9. Oui’s opposite : NON
Oui et non (“yes and no” in French).
18. Ancient Athenian sculptor : MYRON
Myron was a Greek sculptor working in the middle of the fifth century BC. His most famous works are bronzes, of very fit, able-bodied athletes.
22. Samoan capital : APIA
Apia is the capital city, indeed the only “city”, in the Pacific island nation of Samoa. The harbor of Apia is famous for a very foolish incident in 1889 involving seven ships from Germany, the US and Britain. A typhoon was approaching, so the safest thing to do was head for open water away from land. No ship would move for fear of losing face in front of the other nations. Six of the vessels were lost in the typhoon as a result, and 200 American and German sailors perished. The British cruiser HMS Calliope barely managed to escape from the harbor and rode out the storm safely.
29. Rutherford B. ___ : HAYES
Rutherford Hayes was the 19th president of the US. Long before we had to endure the dispute over the 2000 Presidential election, Rutherford Hayes found himself president after a disputed election in 1876. President Hayes came went into office having lost the popular vote to his opponent Samuel Tilden, but won the election by one electoral vote.
41. Indy 500 service area : PIT

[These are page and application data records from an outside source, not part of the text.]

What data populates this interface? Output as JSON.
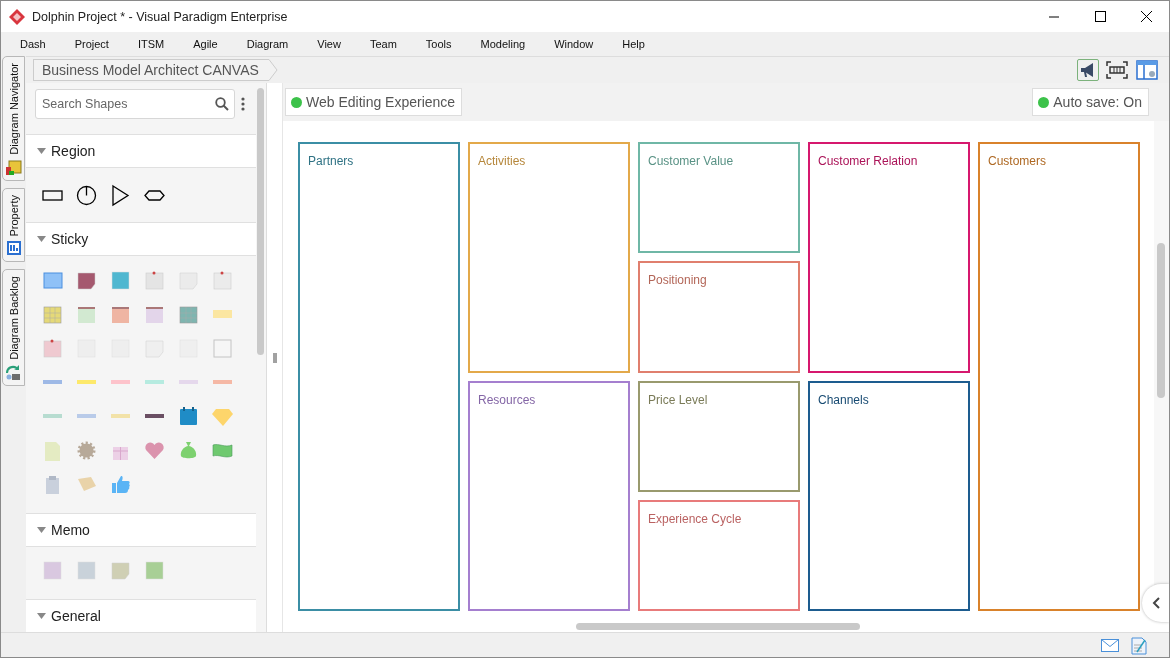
{
  "window": {
    "title": "Dolphin Project * - Visual Paradigm Enterprise"
  },
  "menu": [
    "Dash",
    "Project",
    "ITSM",
    "Agile",
    "Diagram",
    "View",
    "Team",
    "Tools",
    "Modeling",
    "Window",
    "Help"
  ],
  "side_tabs": [
    {
      "label": "Diagram Navigator"
    },
    {
      "label": "Property"
    },
    {
      "label": "Diagram Backlog"
    }
  ],
  "breadcrumb": "Business Model Architect CANVAS",
  "palette": {
    "search": {
      "placeholder": "Search Shapes"
    },
    "sections": [
      {
        "title": "Region",
        "kind": "region"
      },
      {
        "title": "Sticky",
        "kind": "sticky"
      },
      {
        "title": "Memo",
        "kind": "memo"
      },
      {
        "title": "General",
        "kind": "none"
      }
    ]
  },
  "status_chips": [
    {
      "label": "Web Editing Experience",
      "color": "#3cc24a"
    },
    {
      "label": "Auto save: On",
      "color": "#3cc24a"
    }
  ],
  "canvas": {
    "columns": [
      [
        {
          "title": "Partners",
          "color": "#3b8ea5"
        }
      ],
      [
        {
          "title": "Activities",
          "color": "#e3a94a"
        },
        {
          "title": "Resources",
          "color": "#a57fcf"
        }
      ],
      [
        {
          "title": "Customer Value",
          "color": "#6fb7a6"
        },
        {
          "title": "Positioning",
          "color": "#e07f6e"
        },
        {
          "title": "Price Level",
          "color": "#999a6e"
        },
        {
          "title": "Experience Cycle",
          "color": "#e87b7b"
        }
      ],
      [
        {
          "title": "Customer Relation",
          "color": "#d6186e"
        },
        {
          "title": "Channels",
          "color": "#1d5c8f"
        }
      ],
      [
        {
          "title": "Customers",
          "color": "#d9822b"
        }
      ]
    ]
  }
}
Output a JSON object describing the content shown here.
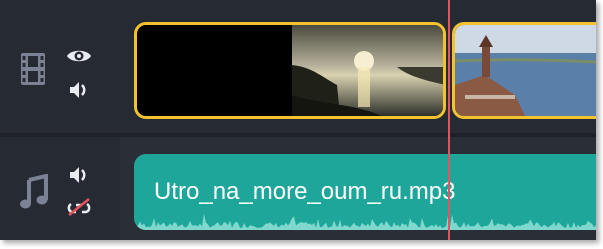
{
  "tracks": {
    "video": {
      "icon": "film-strip-icon",
      "visibility_icon": "eye-icon",
      "sound_icon": "speaker-icon",
      "clips": [
        {
          "thumbnail": "sunset-over-sea"
        },
        {
          "thumbnail": "lighthouse-pier-by-sea"
        }
      ]
    },
    "audio": {
      "icon": "music-note-icon",
      "sound_icon": "speaker-icon",
      "link_icon": "unlink-icon",
      "clips": [
        {
          "name": "Utro_na_more_oum_ru.mp3"
        }
      ]
    }
  },
  "colors": {
    "background": "#262a33",
    "clip_border": "#f2c32e",
    "audio_clip": "#1ea69a",
    "playhead": "#e5535d",
    "icon": "#8a93a6"
  }
}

The first Indy 500 race was held on Memorial Day in 1911. The winner that day was one Ray Harroun. He had seen someone using a rear view mirror on a horse-drawn vehicle, and decided to fit one on his Marmon “Wasp” motor car. Supposedly, that was the first ever use of a rear view mirror on a motor vehicle.
43. From the beginning: Lat. : AB OVO
Ab ovo translates literally as “from the egg”.
46. Poker variety : HOLD ‘EM
The official birthplace of the incredibly popular poker game of Texas Hold ‘Em is Robstown, Texas, where the game dates back to the early 1900s. The game was in introduced into Las Vegas in 1967 by a group of Texan enthusiasts, including Doyle Brunson, a champion often seen playing on TV today. Doyle Brunson published a poker strategy guide in 1978, and this really helped increase the popularity of the game. But it was the inclusion the Texas Hold ‘Em in the television line-up that really gave the game its explosive surge in popularity, with the size of the prize money just sky-rocketing.
52. Org. protecting individual rights : ACLU
The American Civil Liberties Union (ACLU) is actually made up of two non-profits. The ACLU foundation focuses on litigation and communication, whereas the arm known as the American Civil Liberties Union focuses on lobbying, mainly in Washington DC. The ACLU has its roots in the First World War, providing legal advice and support to conscientious objectors.
54. Literary Wolfe : NERO
Nero Wolfe is a fictional detective and the hero of many stories published by author Rex Stout. There are 33 Nero Wolfe novels for you to read, and 39 short stories. There are also movie adaptations of two of the novels: ” Meet Nero Wolfe” (1936) which features a young Rita Hayworth, and “The League of Frightened Men” (1937).
55. “___ are for kids” (ad slogan) : TRIX
Trix is a corn-based breakfast cereal that has been around since 1954, produced by General Mills. Ads for the cereal feature Trix Rabbit, who would try hard to get hold of bowls of the cereal. He would always get caught though, and be admonished with, “Silly rabbit, Trix are for kids!” With 46% sugar content, the rabbit probably wouldn’t have liked it anyway …